Brief: Write the entries out again. Each one must match exactly.

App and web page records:
◇ ◇ ◇ ◇ ◇
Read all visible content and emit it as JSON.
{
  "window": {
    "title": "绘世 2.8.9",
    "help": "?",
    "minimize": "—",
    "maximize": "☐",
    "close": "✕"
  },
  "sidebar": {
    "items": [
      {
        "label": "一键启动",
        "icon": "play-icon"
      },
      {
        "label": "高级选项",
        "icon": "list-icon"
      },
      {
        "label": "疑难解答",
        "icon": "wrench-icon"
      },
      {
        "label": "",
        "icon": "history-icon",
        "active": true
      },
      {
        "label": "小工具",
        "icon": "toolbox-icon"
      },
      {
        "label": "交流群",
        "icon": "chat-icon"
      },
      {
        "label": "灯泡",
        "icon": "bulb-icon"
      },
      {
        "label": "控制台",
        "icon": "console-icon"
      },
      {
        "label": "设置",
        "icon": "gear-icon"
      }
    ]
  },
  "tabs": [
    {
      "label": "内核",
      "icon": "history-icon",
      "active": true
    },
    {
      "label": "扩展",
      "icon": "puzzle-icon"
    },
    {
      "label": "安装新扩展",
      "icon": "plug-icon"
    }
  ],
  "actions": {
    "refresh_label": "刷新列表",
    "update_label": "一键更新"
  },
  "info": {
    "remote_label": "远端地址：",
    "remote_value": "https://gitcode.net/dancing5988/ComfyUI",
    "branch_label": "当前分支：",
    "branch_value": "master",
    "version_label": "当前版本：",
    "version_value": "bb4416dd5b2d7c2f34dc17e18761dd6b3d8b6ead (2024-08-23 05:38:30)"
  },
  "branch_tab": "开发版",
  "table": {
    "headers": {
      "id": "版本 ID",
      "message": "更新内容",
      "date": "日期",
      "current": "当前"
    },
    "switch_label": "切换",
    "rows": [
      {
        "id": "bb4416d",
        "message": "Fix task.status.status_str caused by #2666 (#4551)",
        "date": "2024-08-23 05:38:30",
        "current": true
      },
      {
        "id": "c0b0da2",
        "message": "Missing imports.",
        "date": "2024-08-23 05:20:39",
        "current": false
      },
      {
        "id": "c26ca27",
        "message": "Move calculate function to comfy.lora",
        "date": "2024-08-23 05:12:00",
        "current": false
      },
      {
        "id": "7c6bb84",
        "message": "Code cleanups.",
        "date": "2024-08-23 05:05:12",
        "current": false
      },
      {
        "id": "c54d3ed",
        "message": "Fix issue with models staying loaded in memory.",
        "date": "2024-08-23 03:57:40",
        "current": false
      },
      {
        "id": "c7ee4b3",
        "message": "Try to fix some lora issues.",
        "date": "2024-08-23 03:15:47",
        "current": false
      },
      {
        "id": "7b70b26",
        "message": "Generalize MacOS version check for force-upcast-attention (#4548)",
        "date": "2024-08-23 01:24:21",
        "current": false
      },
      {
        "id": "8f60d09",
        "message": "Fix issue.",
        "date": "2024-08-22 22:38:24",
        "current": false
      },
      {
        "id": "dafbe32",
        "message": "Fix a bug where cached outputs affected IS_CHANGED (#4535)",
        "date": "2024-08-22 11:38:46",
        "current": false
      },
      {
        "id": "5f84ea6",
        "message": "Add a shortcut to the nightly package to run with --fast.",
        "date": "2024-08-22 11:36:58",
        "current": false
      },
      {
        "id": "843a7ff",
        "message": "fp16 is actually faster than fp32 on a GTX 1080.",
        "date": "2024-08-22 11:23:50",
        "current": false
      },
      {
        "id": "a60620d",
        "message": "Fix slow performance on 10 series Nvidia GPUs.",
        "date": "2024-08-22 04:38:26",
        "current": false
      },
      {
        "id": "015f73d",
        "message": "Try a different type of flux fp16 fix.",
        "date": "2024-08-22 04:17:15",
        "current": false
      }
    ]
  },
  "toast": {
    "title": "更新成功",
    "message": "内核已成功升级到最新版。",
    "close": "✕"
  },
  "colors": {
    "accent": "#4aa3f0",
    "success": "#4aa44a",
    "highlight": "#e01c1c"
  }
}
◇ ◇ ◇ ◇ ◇
Completed task:
Read all visible content and emit it as JSON.
{
  "window": {
    "title": "绘世 2.8.9",
    "help": "?",
    "minimize": "—",
    "maximize": "☐",
    "close": "✕"
  },
  "sidebar": {
    "items": [
      {
        "label": "一键启动",
        "icon": "play-icon"
      },
      {
        "label": "高级选项",
        "icon": "list-icon"
      },
      {
        "label": "疑难解答",
        "icon": "wrench-icon"
      },
      {
        "label": "",
        "icon": "history-icon",
        "active": true
      },
      {
        "label": "小工具",
        "icon": "toolbox-icon"
      },
      {
        "label": "交流群",
        "icon": "chat-icon"
      },
      {
        "label": "灯泡",
        "icon": "bulb-icon"
      },
      {
        "label": "控制台",
        "icon": "console-icon"
      },
      {
        "label": "设置",
        "icon": "gear-icon"
      }
    ]
  },
  "tabs": [
    {
      "label": "内核",
      "icon": "history-icon",
      "active": true
    },
    {
      "label": "扩展",
      "icon": "puzzle-icon"
    },
    {
      "label": "安装新扩展",
      "icon": "plug-icon"
    }
  ],
  "actions": {
    "refresh_label": "刷新列表",
    "update_label": "一键更新"
  },
  "info": {
    "remote_label": "远端地址：",
    "remote_value": "https://gitcode.net/dancing5988/ComfyUI",
    "branch_label": "当前分支：",
    "branch_value": "master",
    "version_label": "当前版本：",
    "version_value": "bb4416dd5b2d7c2f34dc17e18761dd6b3d8b6ead (2024-08-23 05:38:30)"
  },
  "branch_tab": "开发版",
  "table": {
    "headers": {
      "id": "版本 ID",
      "message": "更新内容",
      "date": "日期",
      "current": "当前"
    },
    "switch_label": "切换",
    "rows": [
      {
        "id": "bb4416d",
        "message": "Fix task.status.status_str caused by #2666 (#4551)",
        "date": "2024-08-23 05:38:30",
        "current": true
      },
      {
        "id": "c0b0da2",
        "message": "Missing imports.",
        "date": "2024-08-23 05:20:39",
        "current": false
      },
      {
        "id": "c26ca27",
        "message": "Move calculate function to comfy.lora",
        "date": "2024-08-23 05:12:00",
        "current": false
      },
      {
        "id": "7c6bb84",
        "message": "Code cleanups.",
        "date": "2024-08-23 05:05:12",
        "current": false
      },
      {
        "id": "c54d3ed",
        "message": "Fix issue with models staying loaded in memory.",
        "date": "2024-08-23 03:57:40",
        "current": false
      },
      {
        "id": "c7ee4b3",
        "message": "Try to fix some lora issues.",
        "date": "2024-08-23 03:15:47",
        "current": false
      },
      {
        "id": "7b70b26",
        "message": "Generalize MacOS version check for force-upcast-attention (#4548)",
        "date": "2024-08-23 01:24:21",
        "current": false
      },
      {
        "id": "8f60d09",
        "message": "Fix issue.",
        "date": "2024-08-22 22:38:24",
        "current": false
      },
      {
        "id": "dafbe32",
        "message": "Fix a bug where cached outputs affected IS_CHANGED (#4535)",
        "date": "2024-08-22 11:38:46",
        "current": false
      },
      {
        "id": "5f84ea6",
        "message": "Add a shortcut to the nightly package to run with --fast.",
        "date": "2024-08-22 11:36:58",
        "current": false
      },
      {
        "id": "843a7ff",
        "message": "fp16 is actually faster than fp32 on a GTX 1080.",
        "date": "2024-08-22 11:23:50",
        "current": false
      },
      {
        "id": "a60620d",
        "message": "Fix slow performance on 10 series Nvidia GPUs.",
        "date": "2024-08-22 04:38:26",
        "current": false
      },
      {
        "id": "015f73d",
        "message": "Try a different type of flux fp16 fix.",
        "date": "2024-08-22 04:17:15",
        "current": false
      }
    ]
  },
  "toast": {
    "title": "更新成功",
    "message": "内核已成功升级到最新版。",
    "close": "✕"
  },
  "colors": {
    "accent": "#4aa3f0",
    "success": "#4aa44a",
    "highlight": "#e01c1c"
  }
}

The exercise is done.